Next door is the Pope John Paul II House of Discernment, described as a place where young men ages 20-40 who believe they may have a vocation to the priesthood study. Similarly, there is a four-year high school, Cathedral Prep, in Elmhurst, Queens, and there was a Brooklyn counterpart between 1914 and 1985 devoted to similar pursuits. Cathedral Prep’s Flemish Gothic building, now home to condominiums, still stands at Washington and Atlantic Aves.
Ridgewood Reservoir, along Vermont Place north of Highland Blvd., straddles the border of Brooklyn and Queens just south of the Jackie Robinson Parkway. The reservoir was built in 1856 and used in Brooklyn and Queens’ water supply for over 100 years; it was decommissioned in 1959 but used as a backup sporadically for the next 30 years, finally ceasing all operations in 1990. At its peak it held over 154 million gallons of water. Its 50 acres were added to NYC’s 28,800 acres of parkland in 2004.
Surprisingly, the reservoir’s legacy survives in several local names: Force Tube Ave., running perpendicularly from Jamaica Ave. to just beyond Fulton St., is named for high-pressure water mains that once ran under it, and Conduit Blvd. in Brooklyn, North and South Conduit Aves. in Queens and Aqueduct Raceway were all named with the reservoir’s proximity a factor.

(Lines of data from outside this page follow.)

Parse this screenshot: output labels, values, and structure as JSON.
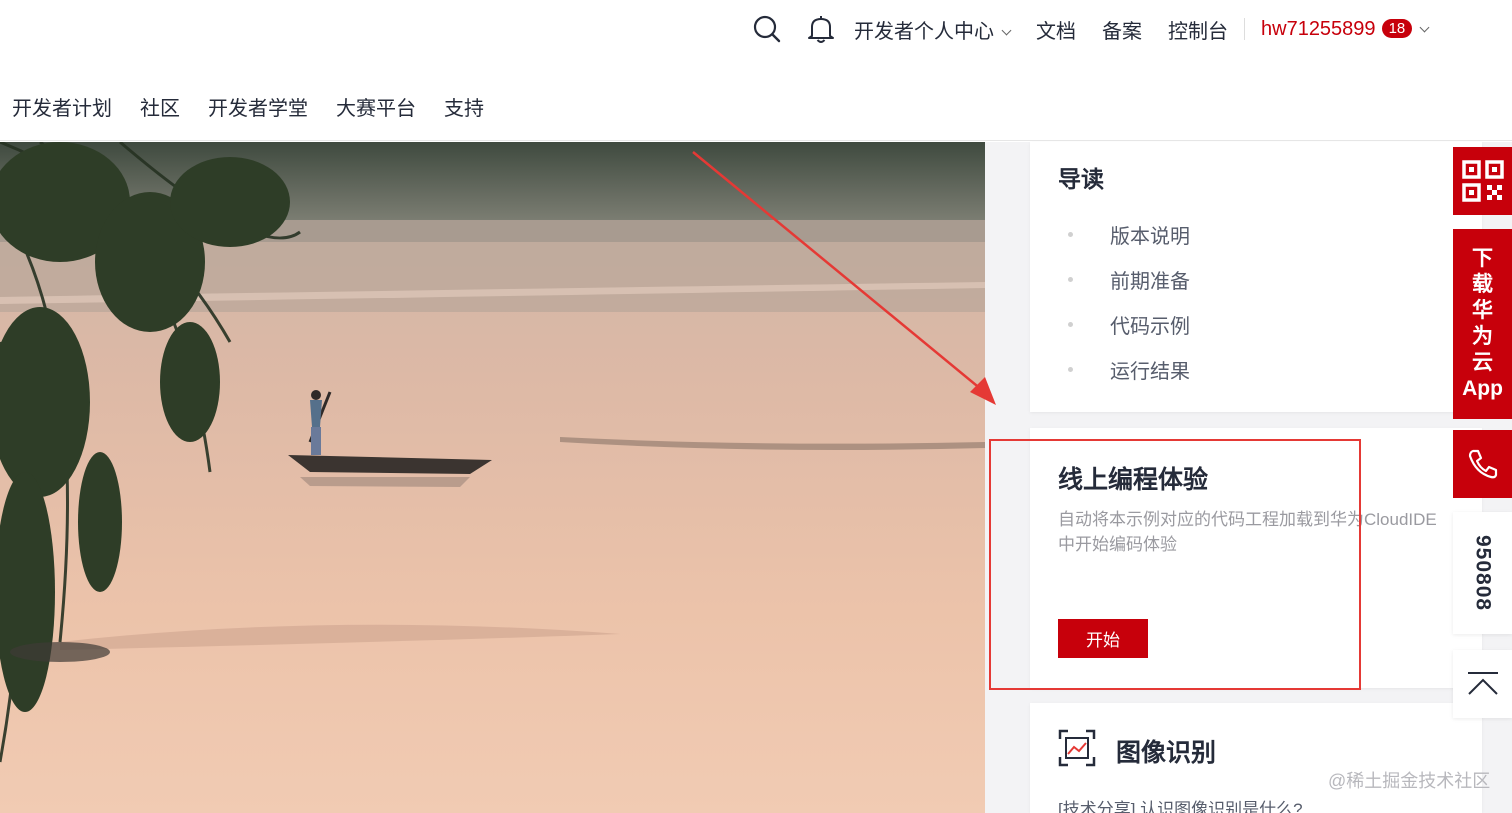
{
  "header": {
    "nav": [
      "开发者个人中心",
      "文档",
      "备案",
      "控制台"
    ],
    "username": "hw71255899",
    "badge_count": "18",
    "sub_nav": [
      "开发者计划",
      "社区",
      "开发者学堂",
      "大赛平台",
      "支持"
    ]
  },
  "toc": {
    "title": "导读",
    "items": [
      "版本说明",
      "前期准备",
      "代码示例",
      "运行结果"
    ]
  },
  "online_ide": {
    "title": "线上编程体验",
    "description": "自动将本示例对应的代码工程加载到华为CloudIDE中开始编码体验",
    "button": "开始"
  },
  "image_recog": {
    "title": "图像识别",
    "article": "[技术分享] 认识图像识别是什么?"
  },
  "float_bar": {
    "app_text": [
      "下",
      "载",
      "华",
      "为",
      "云",
      "App"
    ],
    "phone_number": "950808"
  },
  "watermark": "@稀土掘金技术社区",
  "colors": {
    "brand_red": "#c7000b",
    "annotation_red": "#e53935"
  }
}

The Reservoir received Protected Wetlands status under the Freshwater Wetlands Act in early-2019 after many years of wrangling. Prior to that, the pedestrian path surrounding the reservoir had already been improved, with new park lamps, etc. after many years of deterioration. The Newtown Historical Society, on whose board I’m a trustee, has also been instrumental in the activism to obtain such protections for the Reservoir, and had this plaque placed at the reservoir path entrance on Highland Blvd. in early-2019.

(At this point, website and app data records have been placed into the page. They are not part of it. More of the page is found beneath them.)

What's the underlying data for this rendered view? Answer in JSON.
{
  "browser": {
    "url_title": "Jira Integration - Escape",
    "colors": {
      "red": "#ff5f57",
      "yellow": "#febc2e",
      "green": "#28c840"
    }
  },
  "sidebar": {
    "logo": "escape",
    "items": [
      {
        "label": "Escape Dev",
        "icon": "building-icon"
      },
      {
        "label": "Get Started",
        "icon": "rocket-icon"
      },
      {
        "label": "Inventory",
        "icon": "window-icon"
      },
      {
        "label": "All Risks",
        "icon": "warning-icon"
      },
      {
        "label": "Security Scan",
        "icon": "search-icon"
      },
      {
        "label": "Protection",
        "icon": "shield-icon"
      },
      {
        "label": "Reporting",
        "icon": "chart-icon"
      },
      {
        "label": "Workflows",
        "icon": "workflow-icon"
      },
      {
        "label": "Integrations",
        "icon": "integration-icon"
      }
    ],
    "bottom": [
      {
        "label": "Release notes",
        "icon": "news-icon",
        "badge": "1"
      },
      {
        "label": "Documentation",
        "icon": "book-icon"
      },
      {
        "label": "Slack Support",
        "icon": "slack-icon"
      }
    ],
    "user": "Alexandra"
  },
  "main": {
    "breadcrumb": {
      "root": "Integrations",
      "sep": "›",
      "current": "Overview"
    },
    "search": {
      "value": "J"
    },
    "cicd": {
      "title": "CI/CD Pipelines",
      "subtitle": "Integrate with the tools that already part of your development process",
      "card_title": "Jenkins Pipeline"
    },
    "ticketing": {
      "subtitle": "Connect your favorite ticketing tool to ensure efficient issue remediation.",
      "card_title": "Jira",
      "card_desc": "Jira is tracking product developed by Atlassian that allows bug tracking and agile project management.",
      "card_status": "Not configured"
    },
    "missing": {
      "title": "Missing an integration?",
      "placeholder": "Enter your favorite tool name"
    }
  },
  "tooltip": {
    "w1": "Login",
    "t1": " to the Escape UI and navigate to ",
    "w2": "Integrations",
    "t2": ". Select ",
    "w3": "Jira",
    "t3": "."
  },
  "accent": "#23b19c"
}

I really like the new Department of Transportation signs denoting the many parkways around town. Each has a symbolic picture representing whatever parkway, and you may expect the one for the JRP is a photo of Jackie at bat. The Jackie Robinson Parkway along with the Grand Central were the first of NYC’s “parkways” providing express (more or less) auto through-routing built within New York City, and were built from 1932-1934. The “Jackie” unusually begins at the confluence of Jamaica and Pennsylvania Aves., two local streets, in East New York, twisting through a convoluted route through the “cemetery belt” and Forest Park at the Brooklyn-Queens border, meeting the Grand Central at Flushing Meadows. It was known by the prosaic “Interborough Parkway” until 1997, the 50th anniversary of Robinson joining the Dodgers.
Cypress Ave. is a very old road. It ran from the Bushwick and Newtown Turnpike, the precedent of today’s Flushing Ave., southeast and east across the marshes and glacial moraine along which the cemeteries would later be built to meet Fresh Pond Rd., today’s Cypress Hills St. It was a plank road and consisted of wood planks. That pavement style didn’t hold up well and gave way to later innovations such as macadam and asphalt. Traveling northwest on Cypress Ave. puts you in a direct line with the King of All Buildings. My walk wasn’t done, as I continued into Ridgewood. Images from that leg of my walk will be in a future segment.
—Kevin Walsh is the webmaster of the award-winning website Forgotten NY, and the author of the books Forgotten New York (HarperCollins, 2006) and also, with the Greater Astoria Historical Society, Forgotten Queens (Arcadia, 2013)